2016 was a good year. Good for vertical hiking. As much as I despise hiking as such, when it comes to verticality, I am stoked out of my mind!I consciously say hiking, not camping as my aim this time in Yosemite was climbing routes we can manage in a day. I could not be asked to drag all the extras needed for an overnight stay. Do not get me wrong! I love sleeping on the vertical camping spots, just this time, my mindset was different. ( To be honest, I did spend some days up on El Cap with Simon and Vince, dirtbaging on Heart Ledges, becoming responsible for possible future avocado plantations at the foot of El Cap, but this was on one special occasion out of 3 months in The Valley.)
Climbing on Yosemite granite is like starting new sport. Beginning of rock climbing. I do feel an advantage of previous time on rock, yet it does not translate in capacity to tackle same difficulties I am used to. My first time around, I took the climbing grades converter and jumped on what I thought should be my level. Oh man, was I wrong! And felt humiliated. Then forced to understand I had to change my strategy. For aid climbing, I still was like – get on it! And with my partner Steve, we decided to learn the craft on The Nose in a push. One evening Daniel Joll from New Zealand Alpine Team showed us how to progress upwards, jummars, etries and all that jazz and next morning 2am we were set for NIAD! 46 hours later, hungry, thirsty, tired… We did summit eventually with support and encouragement of Team America we met at Pancake Flake.
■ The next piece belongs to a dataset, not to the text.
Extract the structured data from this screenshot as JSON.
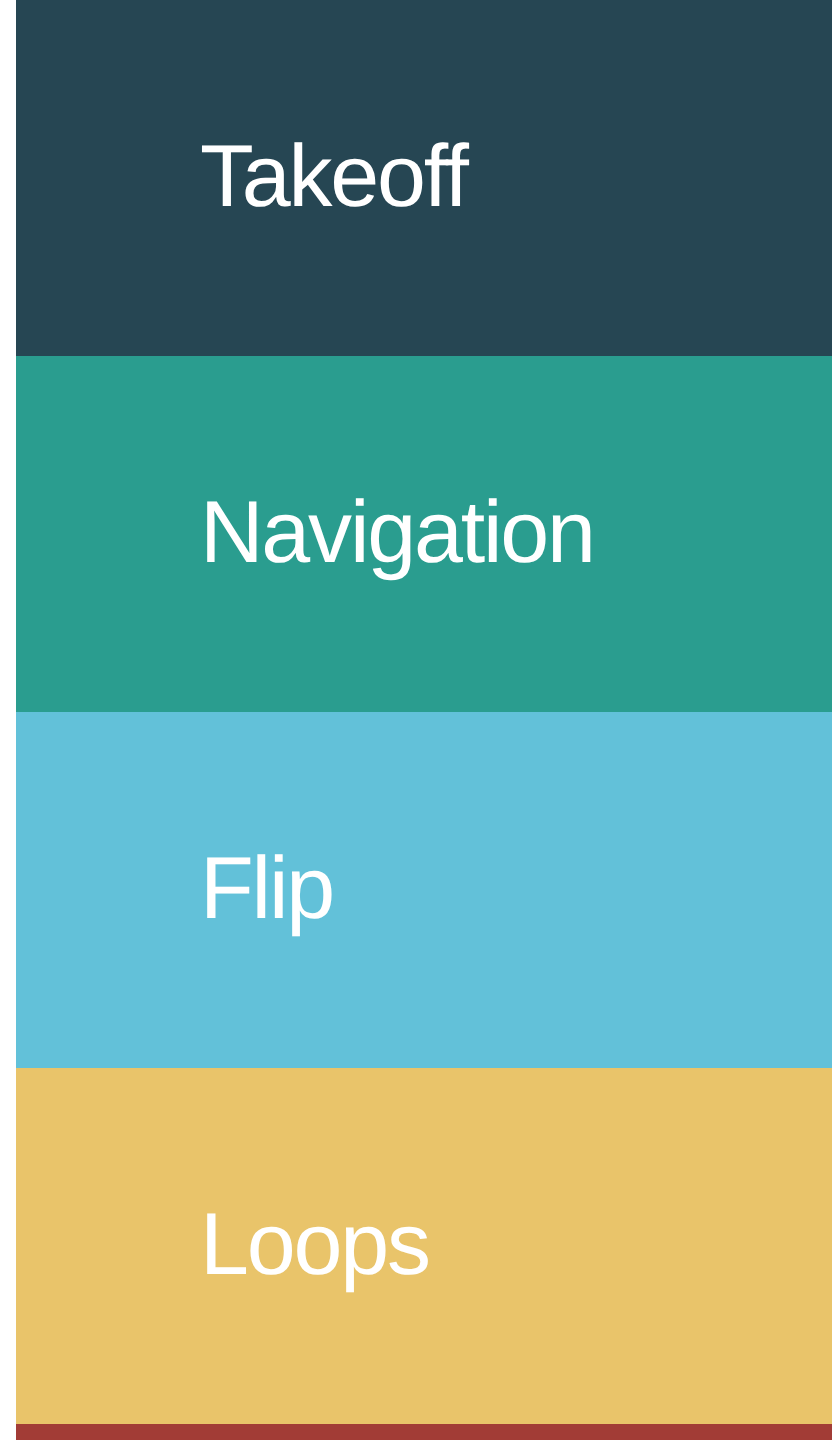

That was the approach for aid. However, free climbing is different game altogerther. If you do not know how to progress you simply do not move. First lesson – The Narrows on Steck/Salathe. 1h in, progress equal to none we bailed going through awesomeness of night rappels. With free climbing I dropped the idea of “my grade”. I went on to climb heaps of moderate stuff, to get the right relationship with the rock, feel the smoothness and the pain of the jams, locks… 5min from the car. What a place to be climbing! And it bears its fruits. I was stoked to feel confident to solo Nutcracker, finally climb Blues Riff in Tualomne Meadows, West Face on El Cap and other joys.
The approach time is THE bonus of climbing in Yosemite. Absolute world class walls so close to the road. What Chamonix provides in accessibility for Alpinism, Yosemite does for climbing/Big Walling. You do not have to worry about logistics, hiking time, the weather is rather predictable, as compared to e.g.. Patagonia or New Zealand. This allows to focus purely on technical difficulty at each and everyones own level.
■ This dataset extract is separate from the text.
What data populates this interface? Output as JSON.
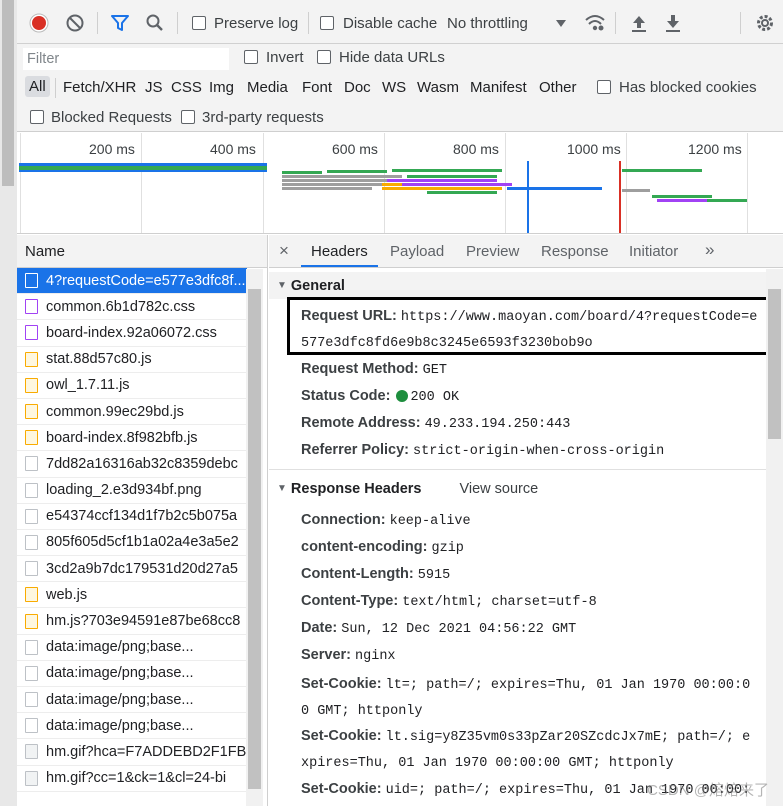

Another great bonus is the range of grades and styles of climbing. You can come here as total beginner and work your way up the grades, or you do it Adam Ondra’s way – get on what is the most difficult line here. You can play on free climbs or learn the esoteric art of aid climbing. And when the exposure becomes too much, get yourself on some world class bouldering.
The last but not least is the endless psyche from people here. OK, mainly the US climbers. They might climb really hard, yet they will be genuinely stoked for your East Buttress of Middle Cathedral if that is what you just did. That spirit is so uplifting and maybe the main reason I love to go there again and again.
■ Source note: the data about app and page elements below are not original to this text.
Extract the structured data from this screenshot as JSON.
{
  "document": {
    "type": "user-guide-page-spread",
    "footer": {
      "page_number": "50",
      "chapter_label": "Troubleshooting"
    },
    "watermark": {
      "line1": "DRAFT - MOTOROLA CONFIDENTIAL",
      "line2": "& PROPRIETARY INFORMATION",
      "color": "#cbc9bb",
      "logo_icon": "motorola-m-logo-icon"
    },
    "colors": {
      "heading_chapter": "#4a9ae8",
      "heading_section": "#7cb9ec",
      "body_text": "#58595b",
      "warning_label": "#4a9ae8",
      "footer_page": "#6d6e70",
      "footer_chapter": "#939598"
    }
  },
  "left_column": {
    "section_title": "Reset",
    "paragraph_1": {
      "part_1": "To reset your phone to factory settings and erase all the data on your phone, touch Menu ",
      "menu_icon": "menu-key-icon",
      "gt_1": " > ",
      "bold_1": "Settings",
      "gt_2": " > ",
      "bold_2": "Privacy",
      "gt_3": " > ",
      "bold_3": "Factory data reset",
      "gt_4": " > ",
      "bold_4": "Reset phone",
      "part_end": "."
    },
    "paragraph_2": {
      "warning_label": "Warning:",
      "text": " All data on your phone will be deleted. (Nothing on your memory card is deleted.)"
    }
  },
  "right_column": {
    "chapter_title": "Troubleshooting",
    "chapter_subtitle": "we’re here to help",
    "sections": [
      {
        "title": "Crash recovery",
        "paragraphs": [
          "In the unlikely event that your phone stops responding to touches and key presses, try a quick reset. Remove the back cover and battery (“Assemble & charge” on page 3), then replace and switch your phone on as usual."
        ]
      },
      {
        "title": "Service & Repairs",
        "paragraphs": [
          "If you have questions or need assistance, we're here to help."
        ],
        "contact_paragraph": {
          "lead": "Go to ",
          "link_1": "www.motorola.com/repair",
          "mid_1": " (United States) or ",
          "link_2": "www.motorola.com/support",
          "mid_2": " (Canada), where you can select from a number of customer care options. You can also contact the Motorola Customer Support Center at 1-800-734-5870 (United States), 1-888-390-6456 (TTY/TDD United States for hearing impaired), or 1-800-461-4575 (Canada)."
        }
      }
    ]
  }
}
During my September/October 2016 time in Yosemite I teamed up with Ed Bulman from London. I am not into teaming up with people purely for an objective. I need to also like my climbing partners. I cannot talk for him, but for me this trip was a jackpot. Nice guy to hang out with that is all in to push hard.
We started by being a bit cocky, jumping on Freerider with our hopes and stoke as high as El Cap. Our strategy was to rap down the route and work on Boulder Problem and Enduro Pitch. Oh boy! The rappels were spicy as I never experienced them before. It was simply awesomeness at its best zipping down the Salathe head wall bouncing in and out to be sure to reach the next stance on the overhanging wall 800m off the deck.
Both of those pitches we worked were hard yet not total stoppers. However, we could not picture climbing them after all that precedes them. So we turned towards Rostrum and that was pure delight. That climb has everything I could wish for. Delicate, brutal, fingery, chimneys, and on top of that we met great guys on the route for next adventures. Fired up by our success, we zoomed in on Astroman.
Astroman. Well, if you are into spanking, that is the place to be. It was new level for both of us. We tried and tried again, and it simply is hard. We had a go at it with Justin Cory, the machine from Grass Valley, working the Enduro Corner. After bit of beating and some rest days we were back, this time psyched to go to the top whatever this might take. After much huffing and puffing, trying to figure out how to unstuck a climber in Harding Slot, one of my more scary falls on last pitch ripping off four pieces of micro protection and then finishing it with head torch we officially became Astrotoddlers with Ed and Ryan (dude from Rostrum)!
So here am I, sitting in Colorado this February 2017, writing down my memories and getting stoked for another season in Yosemite. Super keen to get back there and become more intimate with those amazing walls, spending more time with people that are psyched out of their brains, push myself hard and harder. Whoowhooo!!!